A California judge has ruled in favor of a youth center in its fight against a San Diego suburb that wanted to seize the property.
The ruling has potentially far-reaching implications for how cities and redevelopment agencies can designate an area as blighted, allowing them to move businesses and residents by power of eminent domain.
San Diego Superior Court Judge Steven Denton on Thursday invalidated National City's 2007 renewal of its redevelopment plan, which had given the city eminent-domain authority over an area that encompassed 692 properties.
The ruling was the result of a suit by Community Youth Athletic Center, which runs a youth boxing gym. The gym's attorneys argued that with the 2007 plan the city abused its eminent domain powers, designating the area as blighted without providing proper documentation of blight, and didn't allow enough time for opponents to object.
National City wanted to make way for a 24-story, mixed-use condominium project that has since been derailed.
"Their blight designation was a total sham," said Dana Berliner, an attorney for the Institute for Justice, a nonprofit group based in Arlington, Va., that challenges eminent domain powers and is representing the gym and its owner.
Berliner asserts that National City violated a state law that limits a city's ability to declare blight based on minor conditions such as peeling paint or exposed wiring and requires real evidence and documentation from redevelopment agencies.
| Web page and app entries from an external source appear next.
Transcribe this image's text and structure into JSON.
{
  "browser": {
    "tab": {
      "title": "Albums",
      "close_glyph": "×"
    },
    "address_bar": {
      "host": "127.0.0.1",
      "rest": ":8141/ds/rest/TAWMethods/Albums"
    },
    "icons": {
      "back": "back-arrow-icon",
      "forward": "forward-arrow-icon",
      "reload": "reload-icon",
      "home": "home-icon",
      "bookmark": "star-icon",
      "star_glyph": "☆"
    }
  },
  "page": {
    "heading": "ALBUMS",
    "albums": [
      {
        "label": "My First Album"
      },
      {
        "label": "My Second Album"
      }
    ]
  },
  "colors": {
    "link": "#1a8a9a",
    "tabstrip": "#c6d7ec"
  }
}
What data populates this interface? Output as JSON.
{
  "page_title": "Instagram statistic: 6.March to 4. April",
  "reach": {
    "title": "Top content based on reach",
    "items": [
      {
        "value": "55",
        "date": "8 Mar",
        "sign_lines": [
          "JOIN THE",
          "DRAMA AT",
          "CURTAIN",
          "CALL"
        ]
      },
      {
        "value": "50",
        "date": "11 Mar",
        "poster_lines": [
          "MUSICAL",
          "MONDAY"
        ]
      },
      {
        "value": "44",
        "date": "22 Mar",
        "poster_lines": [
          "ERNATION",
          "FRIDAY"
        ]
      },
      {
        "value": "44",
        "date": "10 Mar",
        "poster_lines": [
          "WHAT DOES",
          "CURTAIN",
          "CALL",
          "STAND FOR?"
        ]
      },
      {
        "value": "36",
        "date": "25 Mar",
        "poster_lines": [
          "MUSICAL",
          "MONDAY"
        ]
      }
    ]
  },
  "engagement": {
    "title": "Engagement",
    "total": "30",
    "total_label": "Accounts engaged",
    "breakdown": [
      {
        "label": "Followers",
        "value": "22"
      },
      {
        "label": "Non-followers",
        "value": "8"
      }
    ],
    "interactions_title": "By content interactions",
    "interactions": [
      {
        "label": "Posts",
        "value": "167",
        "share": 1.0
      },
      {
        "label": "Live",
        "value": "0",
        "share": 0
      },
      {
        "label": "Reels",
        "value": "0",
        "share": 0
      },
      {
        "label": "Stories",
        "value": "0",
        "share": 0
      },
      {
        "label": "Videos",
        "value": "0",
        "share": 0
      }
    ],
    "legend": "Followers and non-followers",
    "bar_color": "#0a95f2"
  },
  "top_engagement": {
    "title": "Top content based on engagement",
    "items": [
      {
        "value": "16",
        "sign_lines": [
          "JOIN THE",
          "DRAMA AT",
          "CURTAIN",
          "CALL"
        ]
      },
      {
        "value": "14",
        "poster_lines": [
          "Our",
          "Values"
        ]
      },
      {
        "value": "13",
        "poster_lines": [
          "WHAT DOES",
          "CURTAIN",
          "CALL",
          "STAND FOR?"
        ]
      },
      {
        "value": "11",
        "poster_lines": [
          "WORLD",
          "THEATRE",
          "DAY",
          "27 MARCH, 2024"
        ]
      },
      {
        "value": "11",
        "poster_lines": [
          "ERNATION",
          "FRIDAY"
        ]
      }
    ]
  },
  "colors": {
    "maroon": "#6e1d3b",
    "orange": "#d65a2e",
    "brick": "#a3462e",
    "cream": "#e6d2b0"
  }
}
"Because most or all of the conditions cited as showing dilapidation or deterioration are minor maintenance issues, the court cannot determine with reasonable certainty the existence or extent of buildings rendered unsafe due to dilapidation or deterioration," Denton wrote in his 50-page ruling.
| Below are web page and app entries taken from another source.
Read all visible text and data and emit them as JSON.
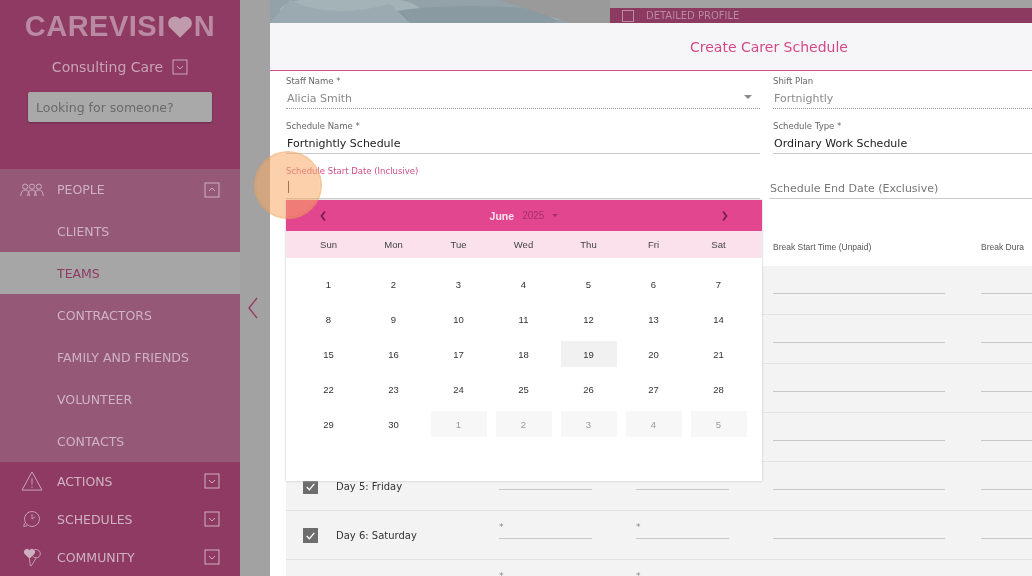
{
  "sidebar": {
    "logo": {
      "before": "CAREVISI",
      "after": "N"
    },
    "organization": "Consulting Care",
    "search": {
      "placeholder": "Looking for someone?"
    },
    "sections": [
      {
        "label": "PEOPLE",
        "expanded": true,
        "children": [
          {
            "label": "CLIENTS",
            "selected": false
          },
          {
            "label": "TEAMS",
            "selected": true
          },
          {
            "label": "CONTRACTORS",
            "selected": false
          },
          {
            "label": "FAMILY AND FRIENDS",
            "selected": false
          },
          {
            "label": "VOLUNTEER",
            "selected": false
          },
          {
            "label": "CONTACTS",
            "selected": false
          }
        ]
      },
      {
        "label": "ACTIONS",
        "expanded": false
      },
      {
        "label": "SCHEDULES",
        "expanded": false
      },
      {
        "label": "COMMUNITY",
        "expanded": false
      }
    ]
  },
  "background": {
    "profile_tab": "DETAILED PROFILE"
  },
  "dialog": {
    "title": "Create Carer Schedule",
    "fields": [
      {
        "kind": "select",
        "label": "Staff Name *",
        "value": "Alicia Smith",
        "disabled": true,
        "focused": false
      },
      {
        "kind": "text",
        "label": "Shift Plan",
        "value": "Fortnightly",
        "disabled": true,
        "focused": false
      },
      {
        "kind": "text",
        "label": "Schedule Name *",
        "value": "Fortnightly Schedule",
        "disabled": false,
        "focused": false
      },
      {
        "kind": "text",
        "label": "Schedule Type *",
        "value": "Ordinary Work Schedule",
        "disabled": false,
        "focused": false
      },
      {
        "kind": "date",
        "label": "Schedule Start Date (Inclusive)",
        "disabled": false,
        "focused": true
      },
      {
        "kind": "date",
        "placeholder": "Schedule End Date (Exclusive)",
        "disabled": false,
        "focused": false
      }
    ],
    "table": {
      "columns": [
        "Break Start Time (Unpaid)",
        "Break Dura"
      ],
      "rows": [
        {},
        {},
        {},
        {},
        {
          "checked": true,
          "label": "Day 5: Friday"
        },
        {
          "checked": true,
          "label": "Day 6: Saturday",
          "start_mark": "*",
          "end_mark": "*"
        },
        {
          "start_mark": "*",
          "end_mark": "*"
        }
      ]
    },
    "calendar": {
      "month": "June",
      "year": "2025",
      "weekdays": [
        "Sun",
        "Mon",
        "Tue",
        "Wed",
        "Thu",
        "Fri",
        "Sat"
      ],
      "weeks": [
        [
          {
            "day": "1",
            "today": false,
            "outside": false
          },
          {
            "day": "2",
            "today": false,
            "outside": false
          },
          {
            "day": "3",
            "today": false,
            "outside": false
          },
          {
            "day": "4",
            "today": false,
            "outside": false
          },
          {
            "day": "5",
            "today": false,
            "outside": false
          },
          {
            "day": "6",
            "today": false,
            "outside": false
          },
          {
            "day": "7",
            "today": false,
            "outside": false
          }
        ],
        [
          {
            "day": "8",
            "today": false,
            "outside": false
          },
          {
            "day": "9",
            "today": false,
            "outside": false
          },
          {
            "day": "10",
            "today": false,
            "outside": false
          },
          {
            "day": "11",
            "today": false,
            "outside": false
          },
          {
            "day": "12",
            "today": false,
            "outside": false
          },
          {
            "day": "13",
            "today": false,
            "outside": false
          },
          {
            "day": "14",
            "today": false,
            "outside": false
          }
        ],
        [
          {
            "day": "15",
            "today": false,
            "outside": false
          },
          {
            "day": "16",
            "today": false,
            "outside": false
          },
          {
            "day": "17",
            "today": false,
            "outside": false
          },
          {
            "day": "18",
            "today": false,
            "outside": false
          },
          {
            "day": "19",
            "today": true,
            "outside": false
          },
          {
            "day": "20",
            "today": false,
            "outside": false
          },
          {
            "day": "21",
            "today": false,
            "outside": false
          }
        ],
        [
          {
            "day": "22",
            "today": false,
            "outside": false
          },
          {
            "day": "23",
            "today": false,
            "outside": false
          },
          {
            "day": "24",
            "today": false,
            "outside": false
          },
          {
            "day": "25",
            "today": false,
            "outside": false
          },
          {
            "day": "26",
            "today": false,
            "outside": false
          },
          {
            "day": "27",
            "today": false,
            "outside": false
          },
          {
            "day": "28",
            "today": false,
            "outside": false
          }
        ],
        [
          {
            "day": "29",
            "today": false,
            "outside": false
          },
          {
            "day": "30",
            "today": false,
            "outside": false
          },
          {
            "day": "1",
            "today": false,
            "outside": true
          },
          {
            "day": "2",
            "today": false,
            "outside": true
          },
          {
            "day": "3",
            "today": false,
            "outside": true
          },
          {
            "day": "4",
            "today": false,
            "outside": true
          },
          {
            "day": "5",
            "today": false,
            "outside": true
          }
        ]
      ]
    }
  }
}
National City has argued that it provided clear evidence of blight and gave businesses enough time to respond. It says it has tried to find another location for the gym.
A call to the attorney representing the city in the case was not immediately returned.
Mayor Ron Morrison told the San Diego Union-Tribune that the judge refused the plaintiff's request for a declaration that National City violated state law by renewing the power of eminent domain for the illegitimate purpose of economic development.
"The main thing that they were trying to do was make it so cities cannot use eminent domain for economic development. They failed on that," Morrison said.
Clemente Casillas, president of the youth athletic center, said he hopes the city will end the legal battle and focus on helping youngsters in the community.
"The city can have redevelopment, but that has to be done through private negotiations, not by government force," Casillas said.
Another judge dismissed the case in 2008 on grounds that the gym missed a deadline to publish required legal notices inviting opponents to challenge the city. An appeals court reversed that ruling, sending the case back to San Diego Superior Court.
Denton heard arguments in March.